Cushion (n.): The person who is (knowingly or unknowingly) brought along to make a stressful situation less tense and awkward with their presence alone.
How it’s used in the show: Jessa brings Hannah with her to visit her estranged dad and his girlfriend, Petula. Upon arriving, Petula says to Hannah, “I was so nervous about seeing Jessa because I know she hates me, and she hasn’t seen her dad in so long. So I prayed, and here I manifested the solution – you. You’re the cushion.” To this, Hannah replies, “Are you sure I’m the cushion? I’ve never done it before but I’m definitely up for it.” Although the interactions between Jessa and her father are already tense in the episode, Hannah provided some relief for Jessa and divided her attention effectively.

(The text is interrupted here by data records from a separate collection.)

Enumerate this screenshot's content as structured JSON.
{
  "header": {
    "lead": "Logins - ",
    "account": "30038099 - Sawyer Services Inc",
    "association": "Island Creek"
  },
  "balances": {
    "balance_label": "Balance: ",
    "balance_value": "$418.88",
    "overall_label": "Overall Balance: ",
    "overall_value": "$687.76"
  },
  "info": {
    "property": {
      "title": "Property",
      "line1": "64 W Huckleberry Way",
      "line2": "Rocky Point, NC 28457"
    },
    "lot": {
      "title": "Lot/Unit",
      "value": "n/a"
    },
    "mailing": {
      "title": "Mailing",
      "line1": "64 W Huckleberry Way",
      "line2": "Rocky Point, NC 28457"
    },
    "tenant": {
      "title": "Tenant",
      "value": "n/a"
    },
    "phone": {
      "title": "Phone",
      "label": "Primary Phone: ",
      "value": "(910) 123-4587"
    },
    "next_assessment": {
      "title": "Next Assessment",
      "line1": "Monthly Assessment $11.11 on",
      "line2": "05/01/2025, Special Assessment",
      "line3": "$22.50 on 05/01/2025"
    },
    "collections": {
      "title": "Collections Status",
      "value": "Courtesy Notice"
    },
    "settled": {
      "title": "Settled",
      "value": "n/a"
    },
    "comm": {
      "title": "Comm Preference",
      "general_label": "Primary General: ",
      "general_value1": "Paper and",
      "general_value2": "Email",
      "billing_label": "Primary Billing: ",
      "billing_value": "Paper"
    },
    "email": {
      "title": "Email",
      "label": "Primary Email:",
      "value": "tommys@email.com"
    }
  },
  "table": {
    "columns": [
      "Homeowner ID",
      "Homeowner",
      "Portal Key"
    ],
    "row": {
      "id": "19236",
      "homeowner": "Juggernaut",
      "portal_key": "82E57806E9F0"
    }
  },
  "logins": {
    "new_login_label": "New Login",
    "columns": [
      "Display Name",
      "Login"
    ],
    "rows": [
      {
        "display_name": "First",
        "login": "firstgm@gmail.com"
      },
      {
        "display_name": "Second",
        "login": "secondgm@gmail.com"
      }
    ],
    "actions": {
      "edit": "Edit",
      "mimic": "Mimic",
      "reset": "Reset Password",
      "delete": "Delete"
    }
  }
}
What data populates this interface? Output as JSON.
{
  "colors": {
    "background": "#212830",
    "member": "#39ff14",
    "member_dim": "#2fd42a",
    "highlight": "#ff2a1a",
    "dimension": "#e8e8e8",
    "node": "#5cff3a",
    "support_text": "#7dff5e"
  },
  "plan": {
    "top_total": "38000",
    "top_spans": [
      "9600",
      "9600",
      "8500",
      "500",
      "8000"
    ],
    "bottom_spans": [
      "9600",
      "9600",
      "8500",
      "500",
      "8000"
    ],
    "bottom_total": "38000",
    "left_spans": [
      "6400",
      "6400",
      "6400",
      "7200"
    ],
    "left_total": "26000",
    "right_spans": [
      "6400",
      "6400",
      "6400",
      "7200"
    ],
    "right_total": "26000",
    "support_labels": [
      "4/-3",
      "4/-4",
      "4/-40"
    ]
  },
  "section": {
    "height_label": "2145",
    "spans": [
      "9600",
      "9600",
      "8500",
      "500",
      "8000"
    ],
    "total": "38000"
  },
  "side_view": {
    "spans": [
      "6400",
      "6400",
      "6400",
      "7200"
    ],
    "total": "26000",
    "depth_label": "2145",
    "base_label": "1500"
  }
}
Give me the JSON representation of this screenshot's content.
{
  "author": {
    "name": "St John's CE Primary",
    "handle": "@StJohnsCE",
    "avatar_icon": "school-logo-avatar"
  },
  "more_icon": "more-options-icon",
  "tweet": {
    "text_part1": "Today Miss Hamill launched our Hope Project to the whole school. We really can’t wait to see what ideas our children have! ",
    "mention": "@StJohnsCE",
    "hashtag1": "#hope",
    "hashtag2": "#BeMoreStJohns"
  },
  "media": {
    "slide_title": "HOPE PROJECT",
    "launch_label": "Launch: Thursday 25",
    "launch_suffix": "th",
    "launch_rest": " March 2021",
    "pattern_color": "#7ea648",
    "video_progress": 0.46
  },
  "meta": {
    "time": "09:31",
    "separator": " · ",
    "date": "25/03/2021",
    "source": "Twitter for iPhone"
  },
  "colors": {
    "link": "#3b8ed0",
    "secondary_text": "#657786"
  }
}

Most of us are guilty of subjecting our friends to the role of cushion at some point or another, whether we do it consciously or not. After watching this week’s episode of Girls, we found ourselves wondering: just how kosher is a cushion? Is it okay to rely on a third party to ease social tensions, or is that considered immature? Maybe cushions are okay in particular situations, but best used sparingly. As the case of Girls shows, the cushion is a godsend. There are certain times when we wish the cushion gods would answer our prayers, and there are others when we really shouldn’t be praying at all.